- [Data for processing]
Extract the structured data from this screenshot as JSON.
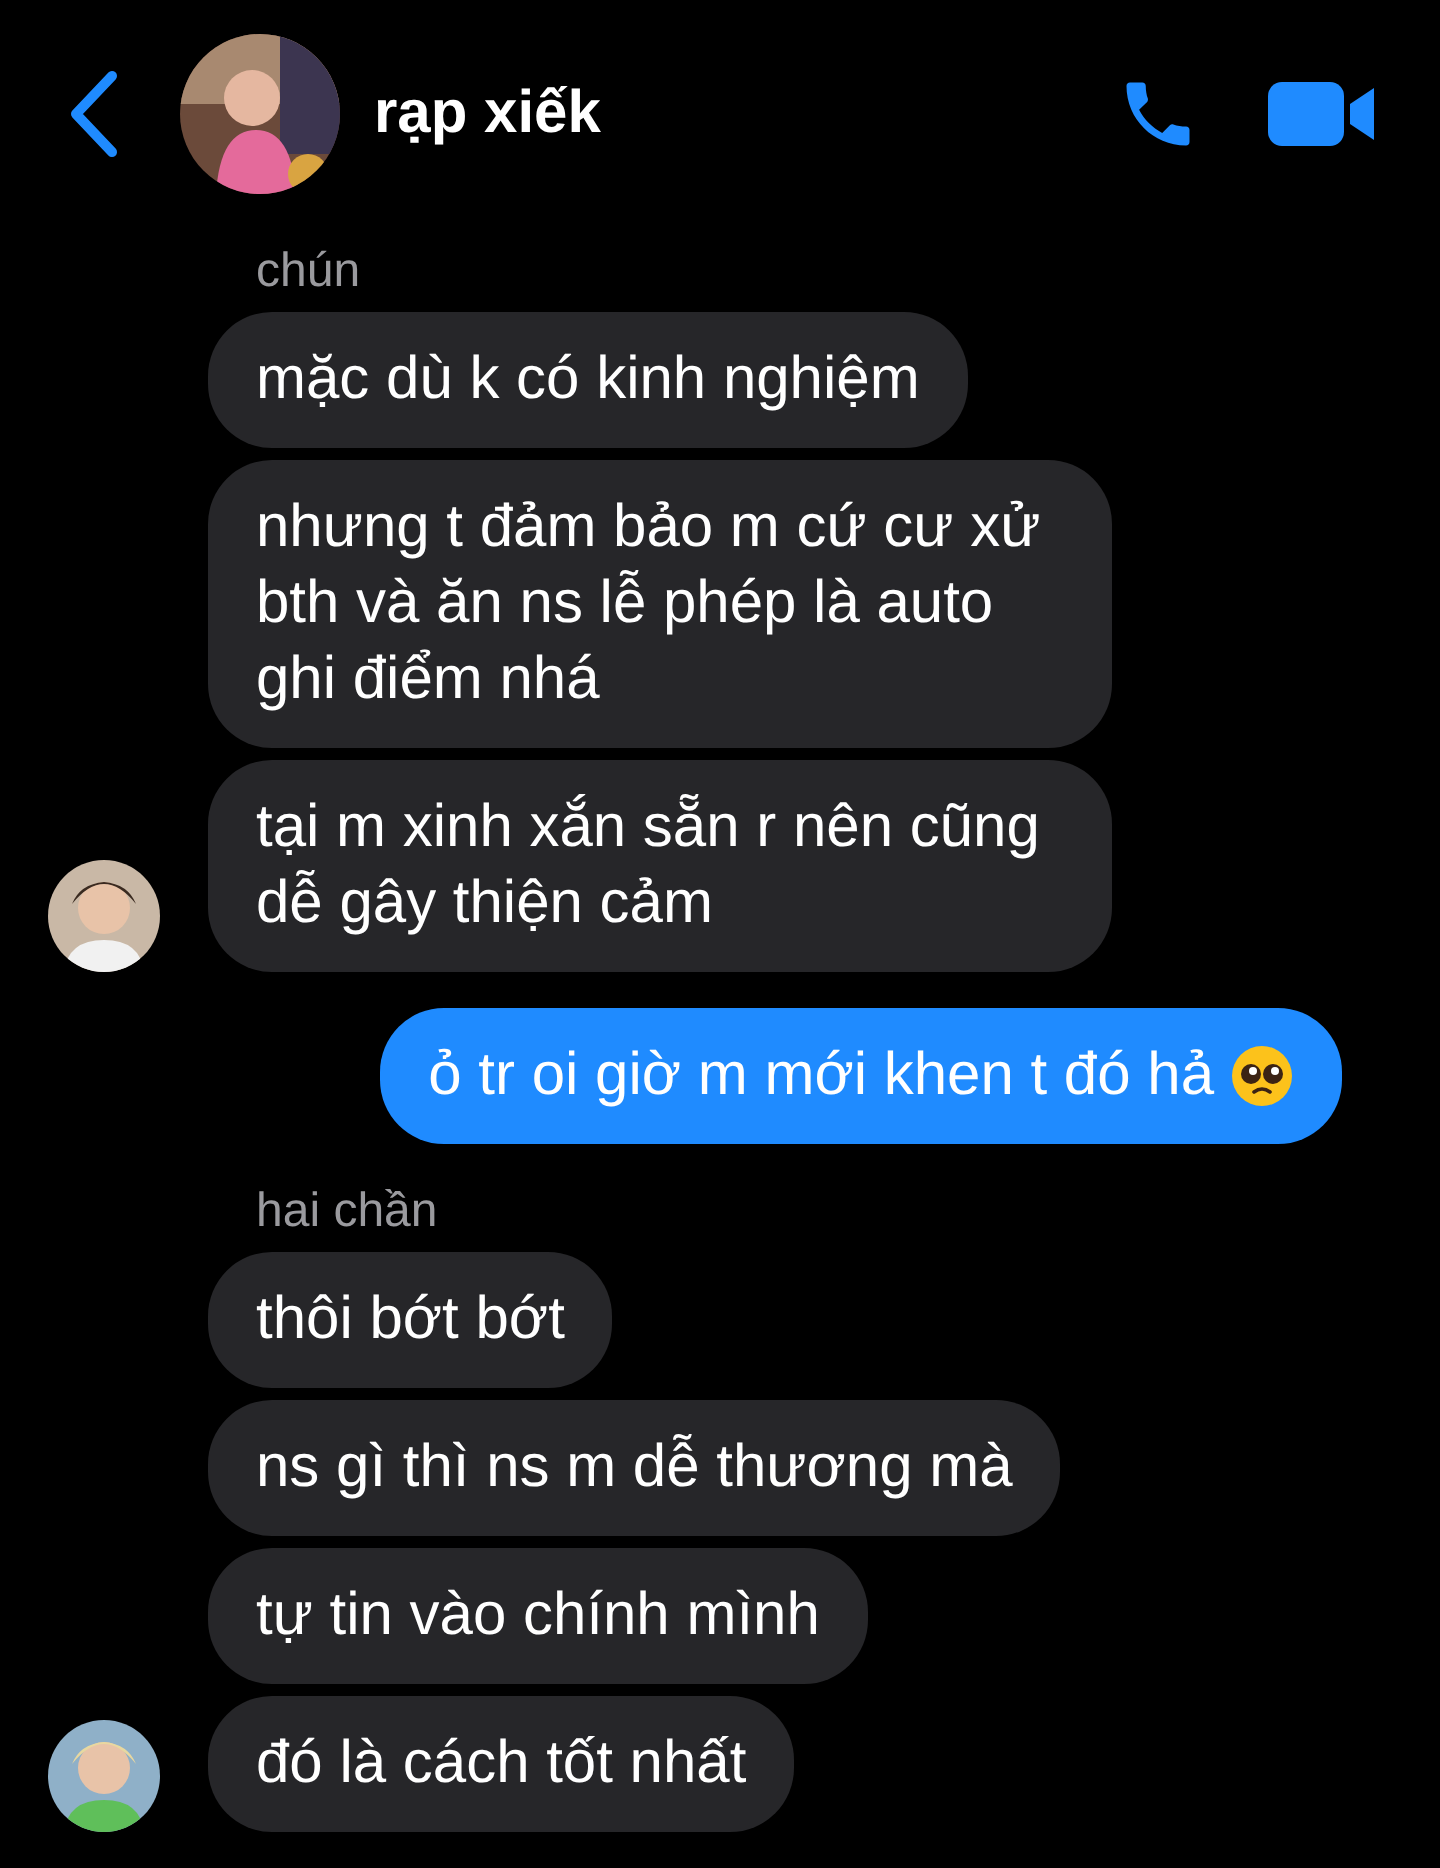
{
  "header": {
    "title": "rạp xiếk"
  },
  "groups": [
    {
      "outgoing": false,
      "sender": "chún",
      "messages": [
        {
          "kind": "text",
          "text": "mặc dù k có kinh nghiệm"
        },
        {
          "kind": "text",
          "text": "nhưng t đảm bảo m cứ cư xử bth và ăn ns lễ phép là auto ghi điểm nhá"
        },
        {
          "kind": "text",
          "text": "tại m xinh xắn sẵn r nên cũng dễ gây thiện cảm"
        }
      ]
    },
    {
      "outgoing": true,
      "messages": [
        {
          "kind": "emoji",
          "text": "ỏ tr oi giờ m mới khen t đó hả"
        }
      ]
    },
    {
      "outgoing": false,
      "sender": "hai chần",
      "messages": [
        {
          "kind": "text",
          "text": "thôi bớt bớt"
        },
        {
          "kind": "text",
          "text": "ns gì thì ns m dễ thương mà"
        },
        {
          "kind": "text",
          "text": "tự tin vào chính mình"
        },
        {
          "kind": "text",
          "text": "đó là cách tốt nhất"
        }
      ]
    }
  ]
}
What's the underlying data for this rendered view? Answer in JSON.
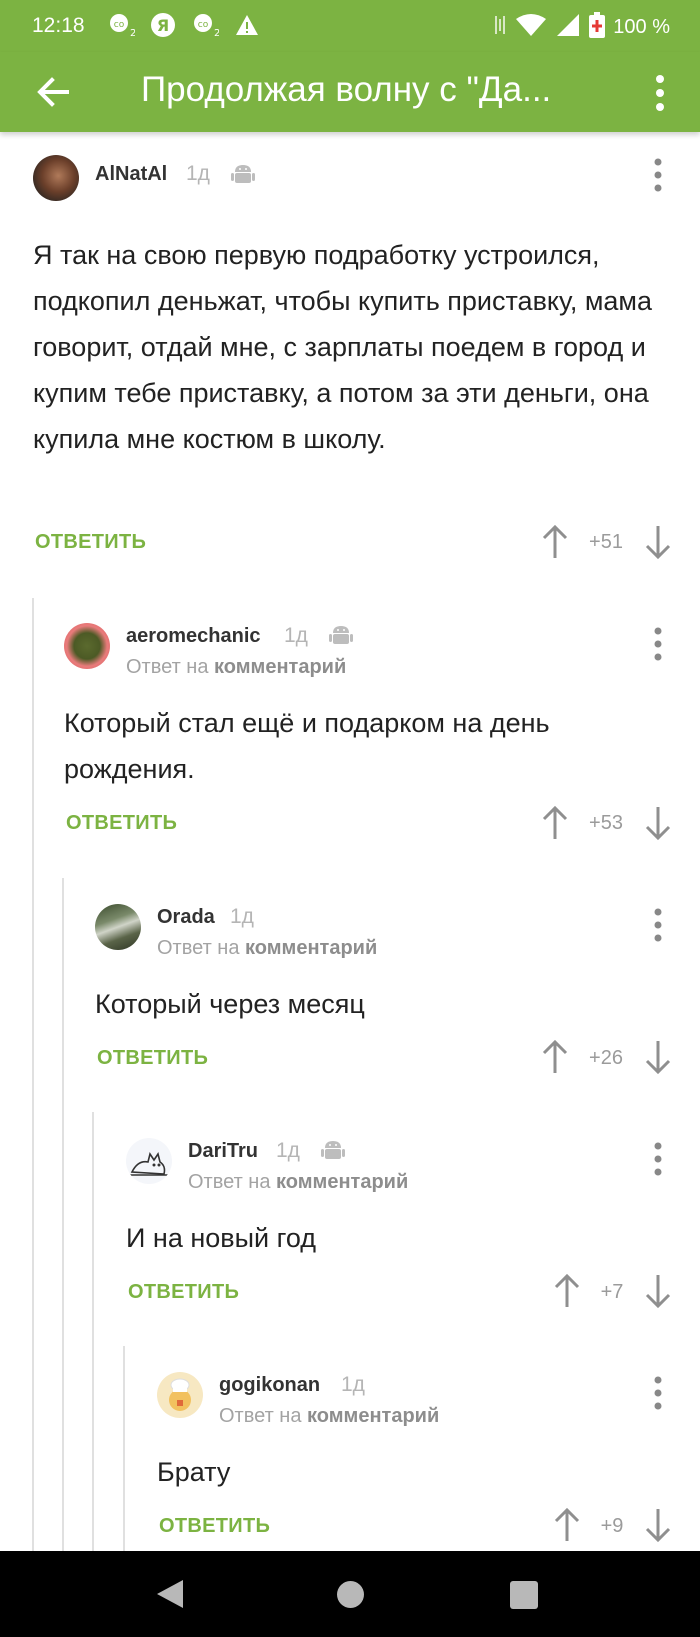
{
  "status_bar": {
    "time": "12:18",
    "icons": [
      "co2-notification-icon",
      "yandex-icon",
      "co2-notification-icon",
      "warning-icon"
    ],
    "battery": "100 %"
  },
  "app_bar": {
    "title": "Продолжая волну с \"Да...",
    "back_icon": "arrow-left-icon",
    "more_icon": "more-vertical-icon"
  },
  "colors": {
    "accent": "#7cb342",
    "muted": "#a3a3a3",
    "thread_line": "#e0e0e0"
  },
  "reply_prefix": "Ответ на",
  "reply_target": "комментарий",
  "reply_label": "ОТВЕТИТЬ",
  "comments": [
    {
      "author": "AlNatAl",
      "time": "1д",
      "platform_icon": "android-icon",
      "text": "Я так на свою первую подработку устроился, подкопил деньжат, чтобы купить приставку, мама говорит, отдай мне, с зарплаты поедем в город и купим тебе приставку, а потом за эти деньги, она купила мне костюм в школу.",
      "rating": "+51"
    },
    {
      "author": "aeromechanic",
      "time": "1д",
      "platform_icon": "android-icon",
      "text": "Который стал ещё и подарком на день рождения.",
      "rating": "+53"
    },
    {
      "author": "Orada",
      "time": "1д",
      "text": "Который через месяц",
      "rating": "+26"
    },
    {
      "author": "DariTru",
      "time": "1д",
      "platform_icon": "android-icon",
      "text": "И на новый год",
      "rating": "+7"
    },
    {
      "author": "gogikonan",
      "time": "1д",
      "text": "Брату",
      "rating": "+9"
    }
  ],
  "nav_bar": {
    "back_icon": "triangle-back-icon",
    "home_icon": "circle-home-icon",
    "recents_icon": "square-recents-icon"
  }
}
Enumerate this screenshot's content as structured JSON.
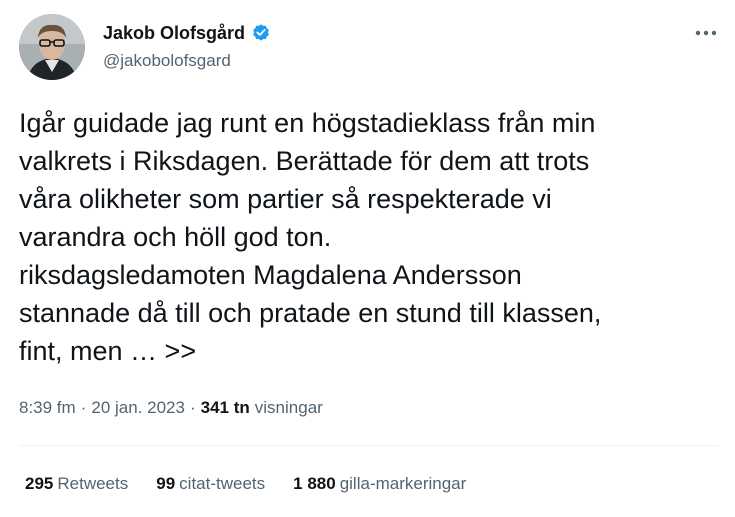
{
  "author": {
    "name": "Jakob Olofsgård",
    "handle": "@jakobolofsgard",
    "verified": true
  },
  "tweet": {
    "text": "Igår guidade jag runt en högstadieklass från min\nvalkrets i Riksdagen. Berättade för dem att trots\nvåra olikheter som partier så respekterade vi\nvarandra och höll god ton.\nriksdagsledamoten Magdalena Andersson\nstannade då till och pratade en stund till klassen,\nfint, men … >>"
  },
  "meta": {
    "time": "8:39 fm",
    "sep1": "·",
    "date": "20 jan. 2023",
    "sep2": "·",
    "views_count": "341 tn",
    "views_label": "visningar"
  },
  "stats": [
    {
      "count": "295",
      "label": "Retweets"
    },
    {
      "count": "99",
      "label": "citat-tweets"
    },
    {
      "count": "1 880",
      "label": "gilla-markeringar"
    }
  ],
  "icons": {
    "verified": "verified-badge-icon",
    "more": "more-horizontal-icon"
  },
  "colors": {
    "accent": "#1d9bf0",
    "text": "#0f1419",
    "secondary": "#536471",
    "divider": "#eff3f4"
  }
}
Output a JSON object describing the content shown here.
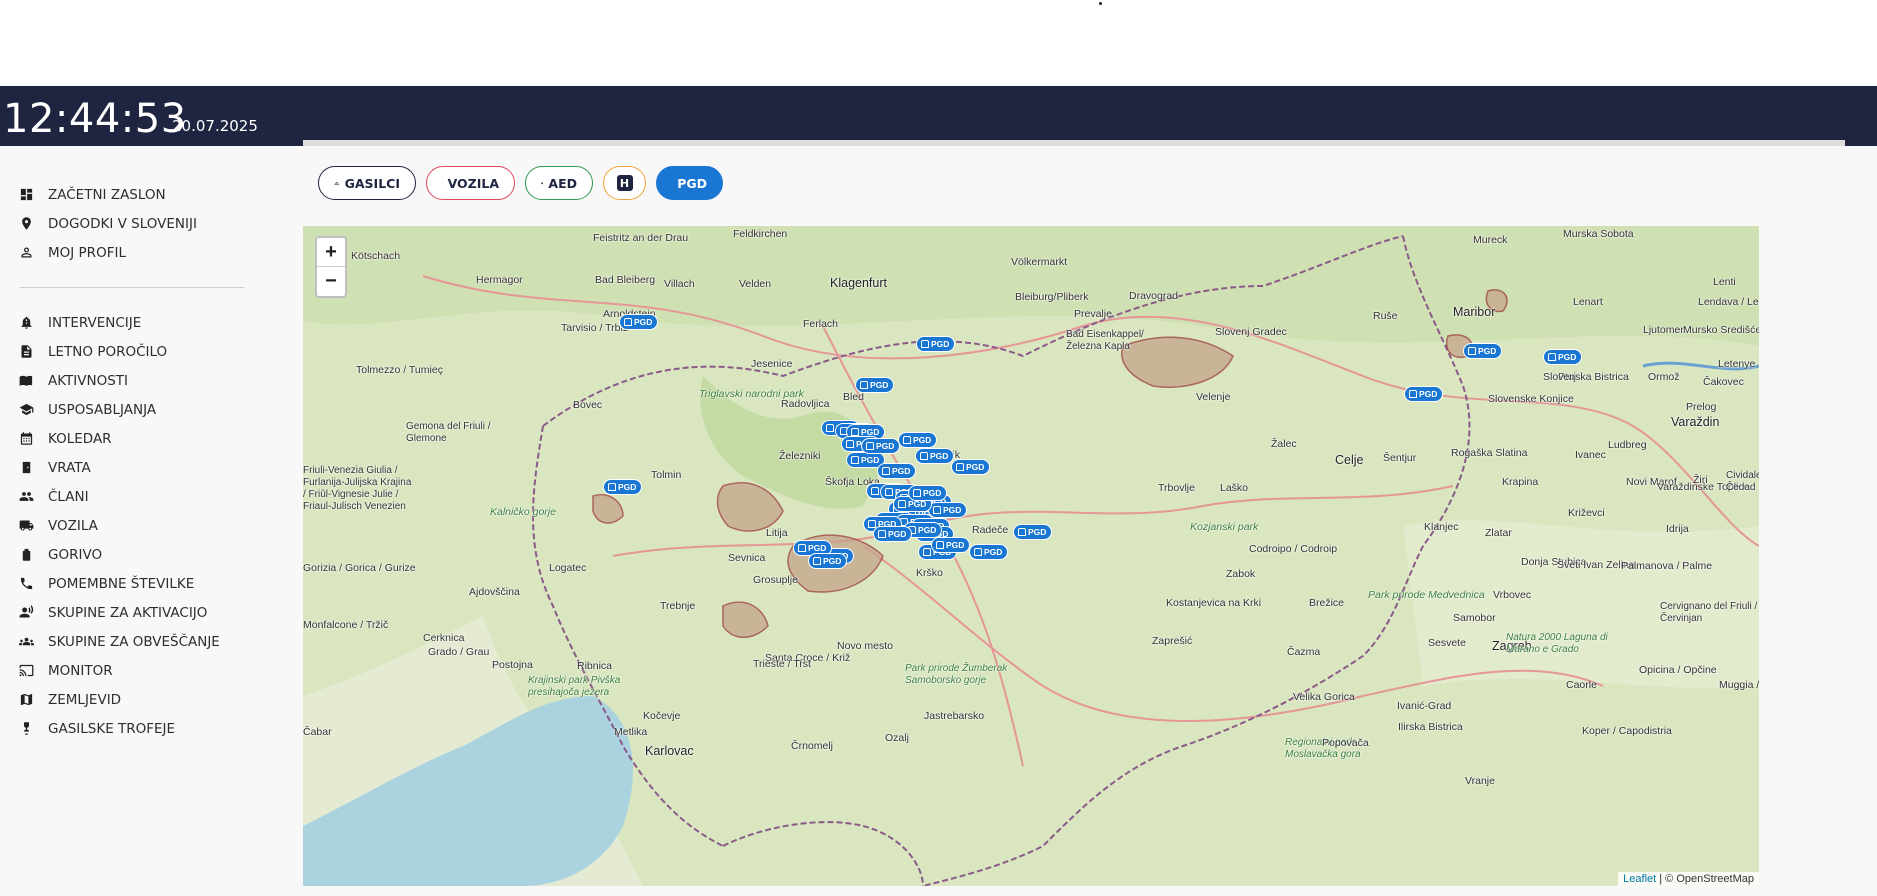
{
  "header": {
    "time": "12:44:53",
    "date": "20.07.2025"
  },
  "sidebar": {
    "primary": [
      {
        "label": "ZAČETNI ZASLON",
        "icon": "dashboard-icon"
      },
      {
        "label": "DOGODKI V SLOVENIJI",
        "icon": "location-pin-icon"
      },
      {
        "label": "MOJ PROFIL",
        "icon": "person-icon"
      }
    ],
    "secondary": [
      {
        "label": "INTERVENCIJE",
        "icon": "alarm-bell-icon"
      },
      {
        "label": "LETNO POROČILO",
        "icon": "document-icon"
      },
      {
        "label": "AKTIVNOSTI",
        "icon": "book-icon"
      },
      {
        "label": "USPOSABLJANJA",
        "icon": "graduation-cap-icon"
      },
      {
        "label": "KOLEDAR",
        "icon": "calendar-icon"
      },
      {
        "label": "VRATA",
        "icon": "door-icon"
      },
      {
        "label": "ČLANI",
        "icon": "people-icon"
      },
      {
        "label": "VOZILA",
        "icon": "truck-icon"
      },
      {
        "label": "GORIVO",
        "icon": "fuel-icon"
      },
      {
        "label": "POMEMBNE ŠTEVILKE",
        "icon": "phone-icon"
      },
      {
        "label": "SKUPINE ZA AKTIVACIJO",
        "icon": "group-activation-icon"
      },
      {
        "label": "SKUPINE ZA OBVEŠČANJE",
        "icon": "group-notify-icon"
      },
      {
        "label": "MONITOR",
        "icon": "monitor-icon"
      },
      {
        "label": "ZEMLJEVID",
        "icon": "map-icon"
      },
      {
        "label": "GASILSKE TROFEJE",
        "icon": "trophy-icon"
      }
    ]
  },
  "filters": {
    "gasilci": "GASILCI",
    "vozila": "VOZILA",
    "aed": "AED",
    "h": "H",
    "pgd": "PGD"
  },
  "map": {
    "attribution_leaflet": "Leaflet",
    "attribution_rest": "| © OpenStreetMap",
    "marker_label": "PGD",
    "places": [
      "Kötschach",
      "Feistritz an der Drau",
      "Feldkirchen",
      "Hermagor",
      "Bad Bleiberg",
      "Villach",
      "Velden",
      "Klagenfurt",
      "Völkermarkt",
      "Mureck",
      "Murska Sobota",
      "Lenti",
      "Arnoldstein",
      "Tarvisio / Trbiž",
      "Ferlach",
      "Bleiburg/Pliberk",
      "Dravograd",
      "Prevalje",
      "Bad Eisenkappel/ Železna Kapla",
      "Slovenj Gradec",
      "Ruše",
      "Maribor",
      "Lenart",
      "Ljutomer",
      "Mursko Središće",
      "Lendava / Lendva",
      "Letenye",
      "Tolmezzo / Tumieç",
      "Jesenice",
      "Radovljica",
      "Bled",
      "Bovec",
      "Triglavski narodni park",
      "Ptuj",
      "Ormož",
      "Slovenska Bistrica",
      "Slovenske Konjice",
      "Čakovec",
      "Velenje",
      "Gemona del Friuli / Glemone",
      "Varaždin",
      "Prelog",
      "Kamnik",
      "Žalec",
      "Celje",
      "Šentjur",
      "Rogaška Slatina",
      "Ivanec",
      "Ludbreg",
      "Železniki",
      "Friuli-Venezia Giulia / Furlanija-Julijska Krajina / Friûl-Vignesie Julie / Friaul-Julisch Venezien",
      "Tolmin",
      "Škofja Loka",
      "Trbovlje",
      "Laško",
      "Krapina",
      "Novi Marof",
      "Varaždinske Toplice",
      "Cividale del Friuli / Čedad",
      "Kalničko gorje",
      "Žiri",
      "Litija",
      "Radeče",
      "Kozjanski park",
      "Klanjec",
      "Zlatar",
      "Križevci",
      "Idrija",
      "Sevnica",
      "Codroipo / Codroip",
      "Gorizia / Gorica / Gurize",
      "Logatec",
      "Grosuplje",
      "Krško",
      "Zabok",
      "Donja Stubica",
      "Sveti Ivan Zelina",
      "Palmanova / Palme",
      "Ajdovščina",
      "Trebnje",
      "Kostanjevica na Krki",
      "Brežice",
      "Park prirode Medvednica",
      "Vrbovec",
      "Cervignano del Friuli / Červinjan",
      "Monfalcone / Tržič",
      "Cerknica",
      "Novo mesto",
      "Zaprešić",
      "Samobor",
      "Sesvete",
      "Zagreb",
      "Natura 2000 Laguna di Marano e Grado",
      "Grado / Grau",
      "Postojna",
      "Santa Croce / Križ",
      "Ribnica",
      "Park prirode Žumberak Samoborsko gorje",
      "Čazma",
      "Opicina / Opčine",
      "Krajinski park Pivška presihajoča jezera",
      "Trieste / Trst",
      "Kočevje",
      "Jastrebarsko",
      "Velika Gorica",
      "Ivanić-Grad",
      "Caorle",
      "Muggia / Milje",
      "Čabar",
      "Metlika",
      "Ozalj",
      "Regionalni park Moslavačka gora",
      "Ilirska Bistrica",
      "Koper / Capodistria",
      "Črnomelj",
      "Karlovac",
      "Popovača",
      "Vranje"
    ]
  }
}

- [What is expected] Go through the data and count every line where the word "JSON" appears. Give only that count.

- [Exercise response] 4